South Africa is the biggest exporter of big cats and their parts to anywhere in the world and tourism to commercial big cat facilities encourages the breeding of animals for profit and contributes to the demand for the use of their body parts, in other parts of the world.
“Big cats are used for profit across South Africa. Whether it is for tourists petting cubs at predator parks, ‘walk with’ opportunities with juvenile and adult big cats, snapping selfies for social media, trophy hunting, or the trade of body parts. Caging big cats for profit exploits individual animals and commodifies species. People are frequently not aware of the suffering they contribute to, often unknowingly, by visiting attractions that serve as a front for a cruel industry. Before paying to see big cats in captivity, it is important to do proper research and find animal-friendly places to visit, that do not allow harmful practices like interactions with big cats, facilities with lots of cubs or with overcrowded enclosures. Without legislative action and the public taking a stance against exploitative practices, big cats are threatened with an existence behind bars, for entertainment and profit. South Africa needs to take responsibility and shut down this industry to help prevent the decline of all big cats.”
Fiona Miles, Director at FOUR PAWS South Africa
Captive big cats suffer immensely on breeding farms and in facilities claiming to be sanctuaries
“Captivity is often marketed as conservation, but even without explicit signs of cruelty, big cats are often being exploited in numerous ways. Cubs are handled by visitors shortly after birth, in unnatural environments preventing their natural behaviours, meaning they cannot be released into the wild. Once they are too big to be handled, they may be sold off to other properties, used for breeding or killed for their skin, bones or teeth. Big cats have historically been portrayed as majestic and dignified, but there is no dignity in how these animals are kept,” says Miles.
Throughout the breeding farms in South Africa, captive big cats often suffer from inhumane, dirty and overcrowded conditions. Intensive breeding leads to stress and susceptibility to diseases like ringworm, which can also affect humans. Overcrowded enclosures increase the risk of disease transmission.
“People dream of seeing big cats, such as lions and tigers, in real life their whole lives. So, it can be tempting to visit facilities that front as real conservation efforts, when in reality the truth is far from it. South Africa is a lifetime destination for many, but we’re seeing the same model of big cat interactions all over the world. It is important to learn to recognise red flags and only support places where you know the animals are not being exploited – in true sanctuaries, or better yet – in the wild, where they belong,” says Vanessa Amoroso, Head of Wild Animals in Trade at FOUR PAWS.

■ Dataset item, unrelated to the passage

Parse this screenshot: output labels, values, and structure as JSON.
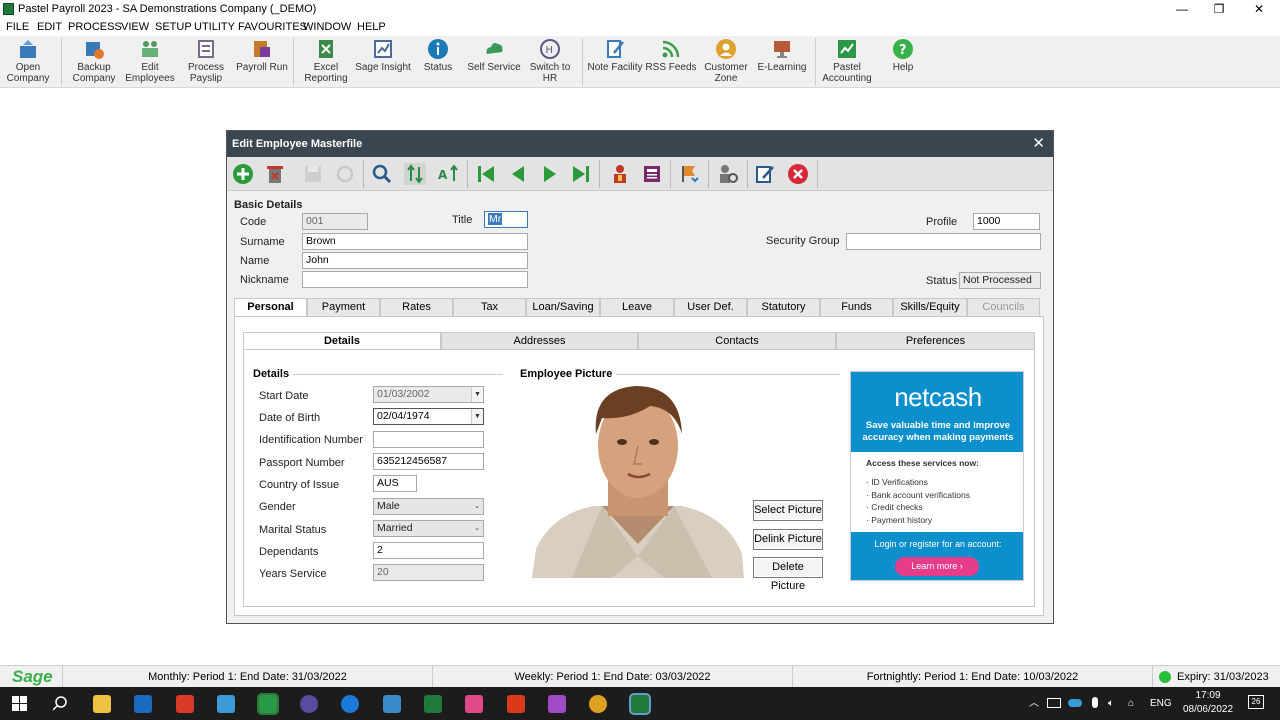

FOUR PAWS shares a set of red flags and animal-friendly alternatives visitors can check when looking for wildlife experiences in South Africa here.

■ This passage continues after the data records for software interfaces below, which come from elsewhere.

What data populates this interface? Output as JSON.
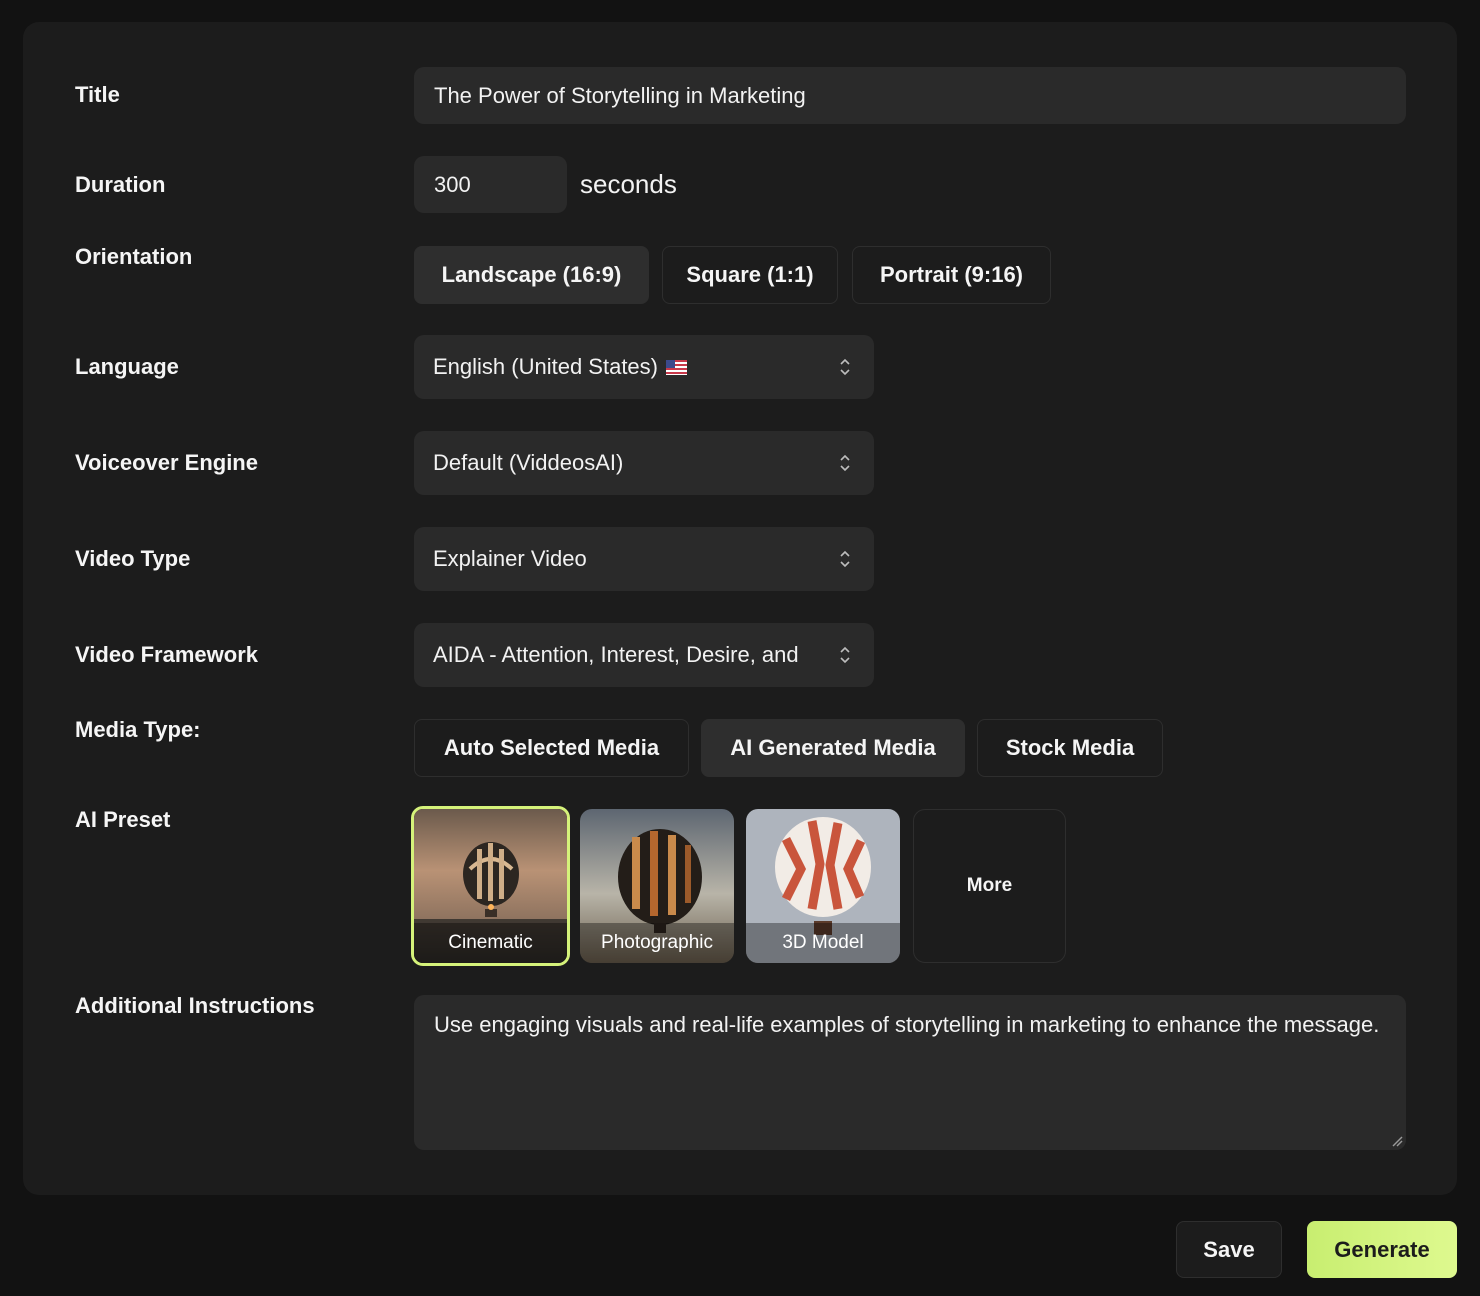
{
  "form": {
    "title_label": "Title",
    "title_value": "The Power of Storytelling in Marketing",
    "duration_label": "Duration",
    "duration_value": "300",
    "duration_unit": "seconds",
    "orientation_label": "Orientation",
    "orientation_options": [
      "Landscape (16:9)",
      "Square (1:1)",
      "Portrait (9:16)"
    ],
    "orientation_selected": "Landscape (16:9)",
    "language_label": "Language",
    "language_value": "English (United States)",
    "language_flag_icon": "us-flag-icon",
    "voiceover_label": "Voiceover Engine",
    "voiceover_value": "Default (ViddeosAI)",
    "video_type_label": "Video Type",
    "video_type_value": "Explainer Video",
    "framework_label": "Video Framework",
    "framework_value": "AIDA - Attention, Interest, Desire, and",
    "media_type_label": "Media Type:",
    "media_type_options": [
      "Auto Selected Media",
      "AI Generated Media",
      "Stock Media"
    ],
    "media_type_selected": "AI Generated Media",
    "ai_preset_label": "AI Preset",
    "ai_presets": [
      "Cinematic",
      "Photographic",
      "3D Model"
    ],
    "ai_preset_selected": "Cinematic",
    "ai_preset_more": "More",
    "instructions_label": "Additional Instructions",
    "instructions_value": "Use engaging visuals and real-life examples of storytelling in marketing to enhance the message."
  },
  "actions": {
    "save_label": "Save",
    "generate_label": "Generate"
  },
  "colors": {
    "page_bg": "#121212",
    "panel_bg": "#1c1c1c",
    "field_bg": "#2a2a2a",
    "accent": "#d5f27a"
  }
}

Find out more about the #BreaktheViciousCycle campaign.
According to a recent public polling on the public’s awareness of the big cat trade industry in South Africa commissioned by FOUR PAWS, the majority of South Africans agree that the country’s reputation is damaged by the live export of big cats and trophy hunting. 66% do not support big cat farming for commercial purposes in South Africa and 94% of South Africans say big cats should be better protected by the country’s laws and regulations. Read more here.